The economic-stimulus bill signed Tuesday by President Obama sends $100 billion to education, money that's designed to restore cuts and reward schools for innovation and reform.
Lots of questions remain, however, about when and how the money will be distributed -- and whether it will be enough to do all it's expected to do. Lawmakers have acknowledged that the money intended to help states fill holes in education funding may not be enough, and school-construction money was stripped from the $787 billion stimulus bill before Congress approved it last week.
Despite the uncertainty, the bill does help Obama make good on promises to help the nation's K-12 schools.
"Because we know America can't outcompete the world tomorrow if our children are being outeducated today, we're making the largest investment in education in our nation's history," the president said in remarks in Denver before signing the legislation.
States Wait for Money
Under the bill, states will get $53.6 billion in what's called the state stabilization fund. Most of that money (about $39 billion) goes toward helping states restore cut programs, which, depending on the state, have included early-childhood education, after-school programs, professional-development money, and actual school staff.
States already have an idea of what they might get in overall education funding, which also includes increases in money for special education, technology, and grants for college, and to help schools where high numbers of poor children are enrolled. For instance, California could get $11.2 billion, New York $6.4 billion, and Georgia $3 billion, according to a breakdown from the National Education Association.
But the stimulus bill is meant to do more than simply fill holes. In what the Obama administration considers its reform piece, there's $5 billion in incentive grants, which U.S. education secretary Arne Duncan calls "race to the top" money. This money won't be available until 2010, after states are able to put their stabilization funds in place. To get a grant, a state has to show how it's in compliance with a few measures under the No Child Left Behind Act already required under the law. They also have to put in place a statewide data system to measure student progress and make sure their standards lead students to college or other postsecondary training.

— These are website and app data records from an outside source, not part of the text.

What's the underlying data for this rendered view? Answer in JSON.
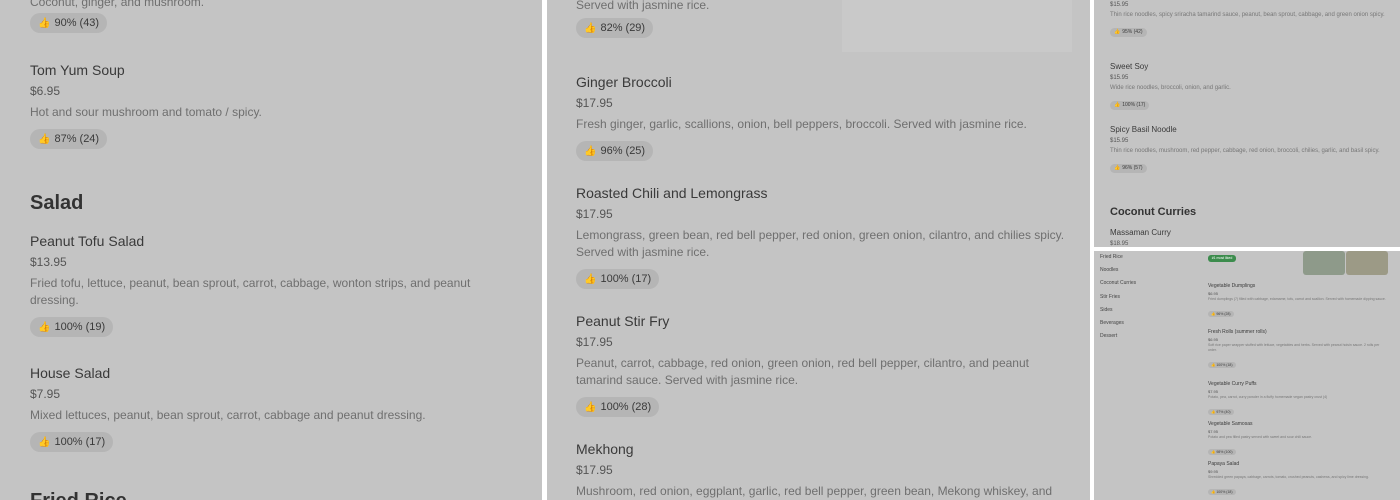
{
  "p1": {
    "top_cut_desc": "Coconut, ginger, and mushroom.",
    "top_cut_rating": "90% (43)",
    "items": [
      {
        "name": "Tom Yum Soup",
        "price": "$6.95",
        "desc": "Hot and sour mushroom and tomato / spicy.",
        "rating": "87% (24)"
      },
      {
        "name": "Peanut Tofu Salad",
        "price": "$13.95",
        "desc": "Fried tofu, lettuce, peanut, bean sprout, carrot, cabbage, wonton strips, and peanut dressing.",
        "rating": "100% (19)"
      },
      {
        "name": "House Salad",
        "price": "$7.95",
        "desc": "Mixed lettuces, peanut, bean sprout, carrot, cabbage and peanut dressing.",
        "rating": "100% (17)"
      }
    ],
    "section_salad": "Salad",
    "bottom_cut": "Fried Rice"
  },
  "p2": {
    "top_cut_desc": "Served with jasmine rice.",
    "top_cut_rating": "82% (29)",
    "items": [
      {
        "name": "Ginger Broccoli",
        "price": "$17.95",
        "desc": "Fresh ginger, garlic, scallions, onion, bell peppers, broccoli. Served with jasmine rice.",
        "rating": "96% (25)"
      },
      {
        "name": "Roasted Chili and Lemongrass",
        "price": "$17.95",
        "desc": "Lemongrass, green bean, red bell pepper, red onion, green onion, cilantro, and chilies spicy. Served with jasmine rice.",
        "rating": "100% (17)"
      },
      {
        "name": "Peanut Stir Fry",
        "price": "$17.95",
        "desc": "Peanut, carrot, cabbage, red onion, green onion, red bell pepper, cilantro, and peanut tamarind sauce. Served with jasmine rice.",
        "rating": "100% (28)"
      },
      {
        "name": "Mekhong",
        "price": "$17.95",
        "desc": "Mushroom, red onion, eggplant, garlic, red bell pepper, green bean, Mekong whiskey, and",
        "rating": ""
      }
    ]
  },
  "p3": {
    "top_price": "$15.95",
    "top_desc": "Thin rice noodles, spicy sriracha tamarind sauce, peanut, bean sprout, cabbage, and green onion spicy.",
    "top_rating": "95% (42)",
    "items": [
      {
        "name": "Sweet Soy",
        "price": "$15.95",
        "desc": "Wide rice noodles, broccoli, onion, and garlic.",
        "rating": "100% (17)"
      },
      {
        "name": "Spicy Basil Noodle",
        "price": "$15.95",
        "desc": "Thin rice noodles, mushroom, red pepper, cabbage, red onion, broccoli, chilies, garlic, and basil spicy.",
        "rating": "96% (57)"
      }
    ],
    "section": "Coconut Curries",
    "last_name": "Massaman Curry",
    "last_price": "$18.95"
  },
  "p4": {
    "nav": [
      "Fried Rice",
      "Noodles",
      "Coconut Curries",
      "Stir Fries",
      "Sides",
      "Beverages",
      "Dessert"
    ],
    "tag": "#1 most liked",
    "items": [
      {
        "name": "Vegetable Dumplings",
        "price": "$6.95",
        "desc": "Fried dumplings (7) filled with cabbage, edamame, tofu, carrot and scallion. Served with homemade dipping sauce.",
        "rating": "96% (28)"
      },
      {
        "name": "Fresh Rolls (summer rolls)",
        "price": "$6.95",
        "desc": "Soft rice paper wrapper stuffed with lettuce, vegetables and herbs. Served with peanut hoisin sauce. 2 rolls per order.",
        "rating": "100% (18)"
      },
      {
        "name": "Vegetable Curry Puffs",
        "price": "$7.95",
        "desc": "Potato, pea, carrot, curry powder in a fluffy homemade vegan pastry crust (4)",
        "rating": "97% (40)"
      },
      {
        "name": "Vegetable Samosas",
        "price": "$7.95",
        "desc": "Potato and pea filled pastry served with sweet and sour chili sauce.",
        "rating": "98% (100)"
      },
      {
        "name": "Papaya Salad",
        "price": "$9.95",
        "desc": "Shredded green papaya, cabbage, carrots, tomato, crushed peanuts, cashews, and spicy lime dressing.",
        "rating": "100% (18)"
      }
    ]
  }
}
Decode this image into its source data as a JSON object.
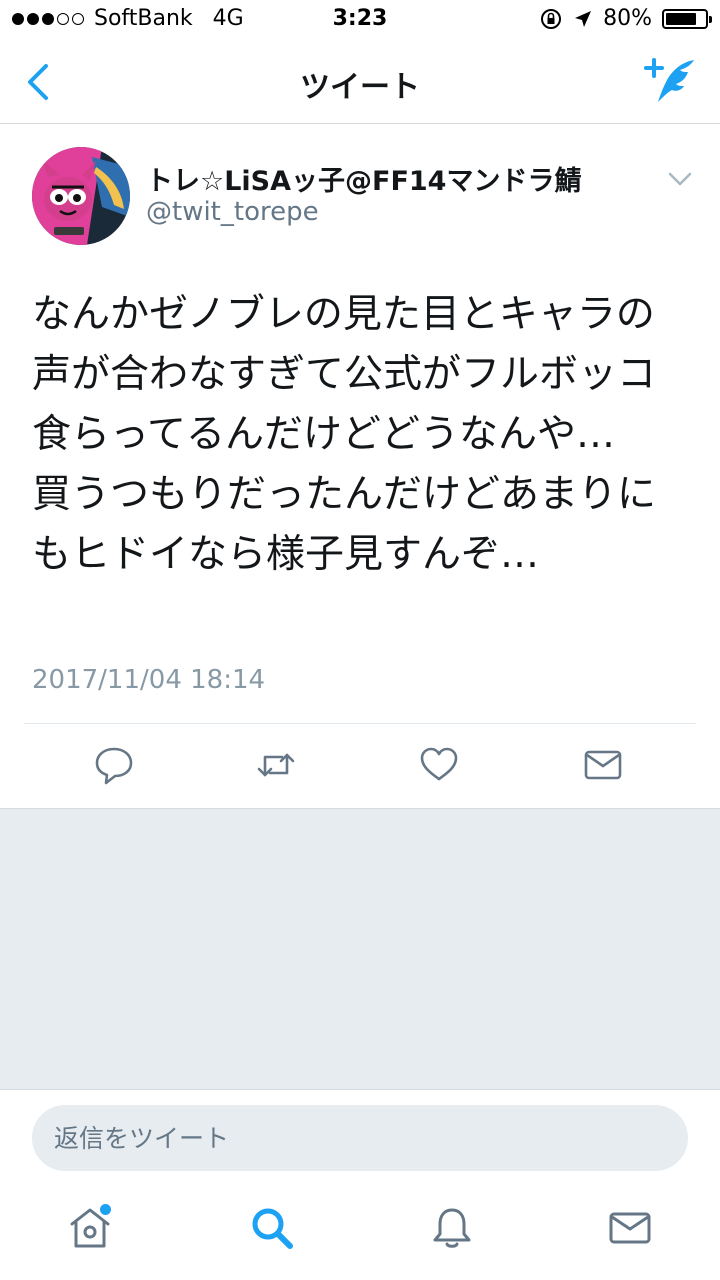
{
  "status_bar": {
    "carrier": "SoftBank",
    "network": "4G",
    "time": "3:23",
    "battery": "80%",
    "battery_level": 0.8,
    "signal_bars_filled": 3,
    "signal_bars_total": 5
  },
  "nav": {
    "title": "ツイート",
    "back_icon": "chevron-left-icon",
    "compose_icon": "compose-tweet-icon"
  },
  "tweet": {
    "display_name": "トレ☆LiSAッ子@FF14マンドラ鯖",
    "handle": "@twit_torepe",
    "text": "なんかゼノブレの見た目とキャラの声が合わなすぎて公式がフルボッコ食らってるんだけどどうなんや…\n買うつもりだったんだけどあまりにもヒドイなら様子見すんぞ…",
    "date": "2017/11/04 18:14",
    "actions": [
      "reply-icon",
      "retweet-icon",
      "like-icon",
      "direct-message-icon"
    ]
  },
  "reply": {
    "placeholder": "返信をツイート"
  },
  "tabs": [
    "home-icon",
    "search-icon",
    "notifications-icon",
    "messages-icon"
  ],
  "colors": {
    "accent": "#1da1f2",
    "icon_gray": "#657786",
    "background_gray": "#e6ecf0"
  }
}
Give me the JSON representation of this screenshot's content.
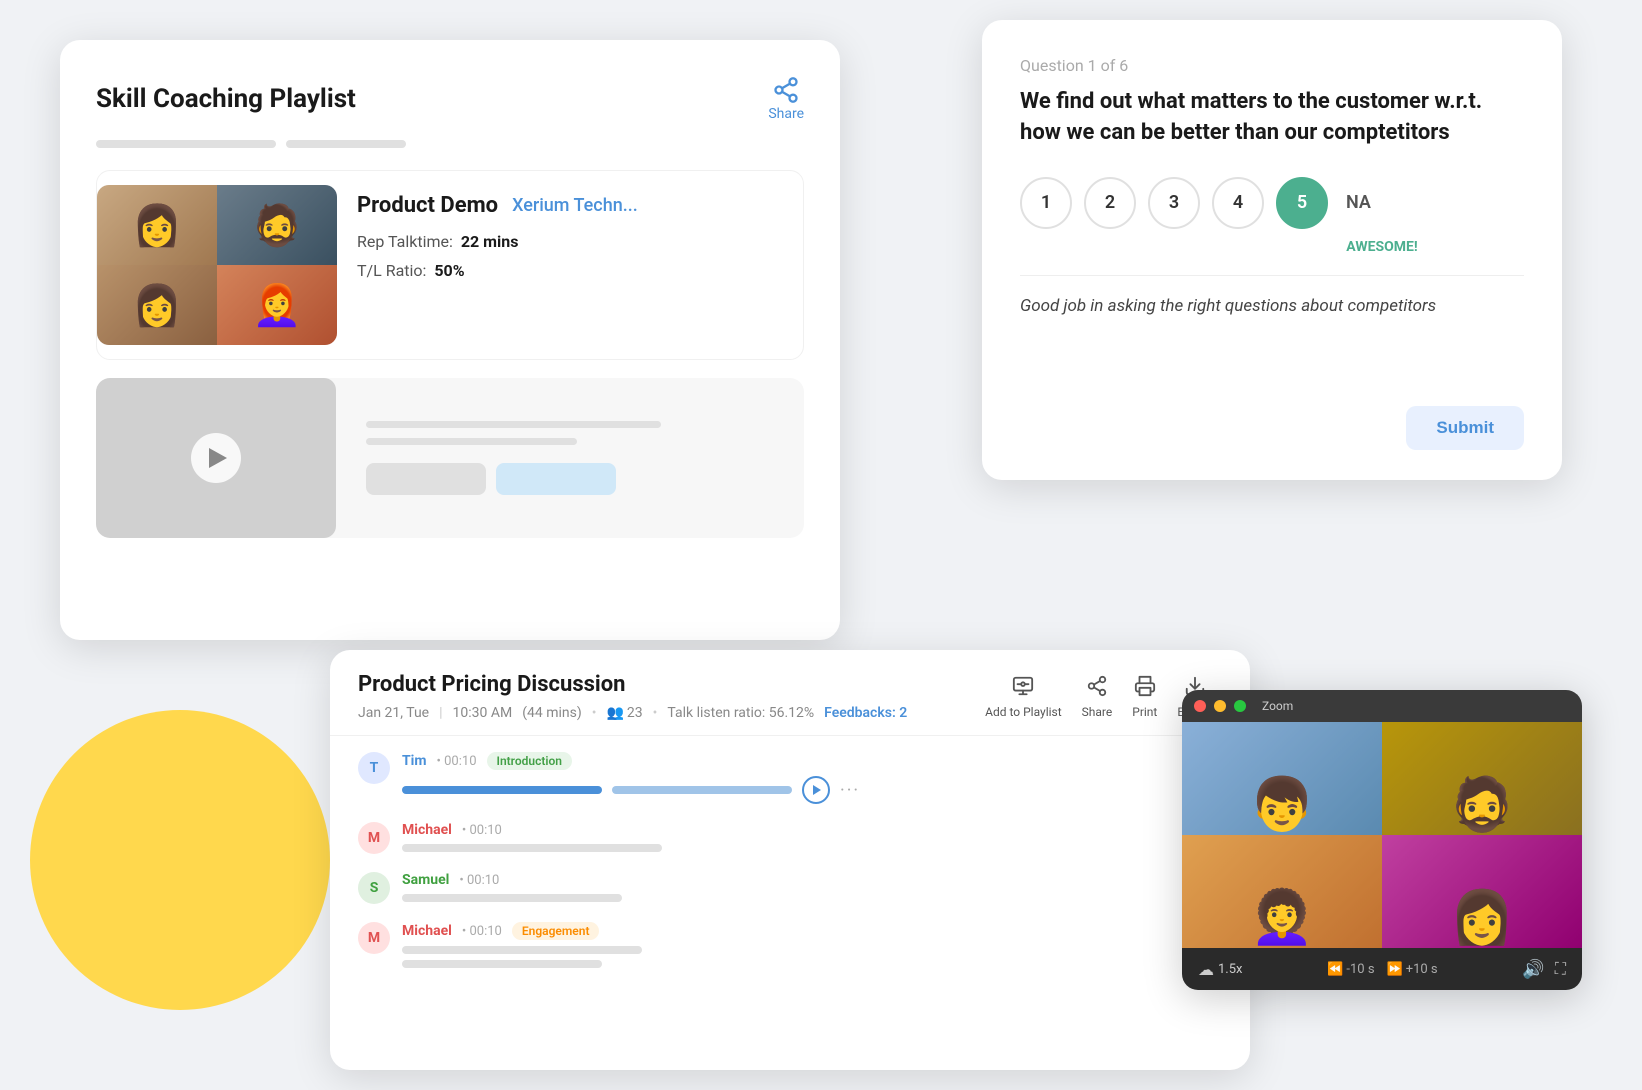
{
  "playlist": {
    "title": "Skill Coaching Playlist",
    "share_label": "Share",
    "call1": {
      "name": "Product Demo",
      "company": "Xerium Techn...",
      "rep_talktime_label": "Rep Talktime:",
      "rep_talktime_value": "22 mins",
      "tl_ratio_label": "T/L Ratio:",
      "tl_ratio_value": "50%"
    }
  },
  "question_card": {
    "label": "Question 1 of 6",
    "text": "We find out what matters to the customer w.r.t. how we can be better than our comptetitors",
    "ratings": [
      "1",
      "2",
      "3",
      "4",
      "5",
      "NA"
    ],
    "active_rating": "5",
    "awesome_label": "AWESOME!",
    "feedback": "Good job in asking the right questions about competitors",
    "submit_label": "Submit"
  },
  "call_detail": {
    "title": "Product Pricing Discussion",
    "date": "Jan 21, Tue",
    "time": "10:30 AM",
    "duration": "44 mins",
    "participants": "23",
    "talk_listen_ratio": "Talk listen ratio: 56.12%",
    "feedbacks_label": "Feedbacks: 2",
    "actions": {
      "add_to_playlist": "Add to Playlist",
      "share": "Share",
      "print": "Print",
      "export": "Export"
    },
    "transcript": [
      {
        "speaker": "Tim",
        "time": "00:10",
        "tag": "Introduction",
        "tag_type": "intro",
        "initial": "T",
        "has_audio": true
      },
      {
        "speaker": "Michael",
        "time": "00:10",
        "tag": null,
        "initial": "M",
        "has_audio": false
      },
      {
        "speaker": "Samuel",
        "time": "00:10",
        "tag": null,
        "initial": "S",
        "has_audio": false
      },
      {
        "speaker": "Michael",
        "time": "00:10",
        "tag": "Engagement",
        "tag_type": "engagement",
        "initial": "M",
        "has_audio": false
      }
    ]
  },
  "video": {
    "zoom_title": "Zoom",
    "speed": "1.5x",
    "rewind_label": "-10 s",
    "forward_label": "+10 s"
  }
}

It's not yet clear how states will prove they're doing everything right, and what they'll do with their incentive money. Duncan says it's intended to make students and schools more competitive globally. Also included in the $5 billion is $650 million for more innovative programs, to "scale up what works" in schools, Duncan adds.
"This is a chance to really improve outcomes," Duncan said of the education money last week.
In Duncan's words, the education money presents a historic opportunity to improve K-12 schools. But some worry that reform was not the goal of the stimulus. Jeanne Allen, of the Center for Education Reform, says the package "misses the mark by a wide margin."
"Student achievement, the purpose of our nation's schools, is not an explicit or implicit requirement of the new stimulus spending for education," Allen said in a statement.
The Consortium for School Networking and the International Society for Technology Education also said it was disappointed in the amount of money available to boost education technology.
The Line Items
Among the K-12 education money in the stimulus package:
- $2.1 billion for Early Head Start and Head Start, the early-childhood programs for low-income children ages 0-5. It's estimated this funding will affect about 124,000 infants and preschool children.
- $13 billion for Title I, the program that aids schools with a high number of low-income students to help fund extra programs.
- $12.2 billion for IDEA, a program for special education grants.
- $8.8 billion as part of a state stabilization fund that states can use for education, including infrastructure fixes. In addition, state and local governments can issue up to $22 billion in school-construction bonds over two years.
- $650 million for education-technology grants, for things like classroom computers and curricula that use technology.
- $200 million for the Teacher Incentive Fund, which supports programs for teacher performance pay.
Alexandra R. Moses is a freelance writer in the Washington, DC, area who specializes in education.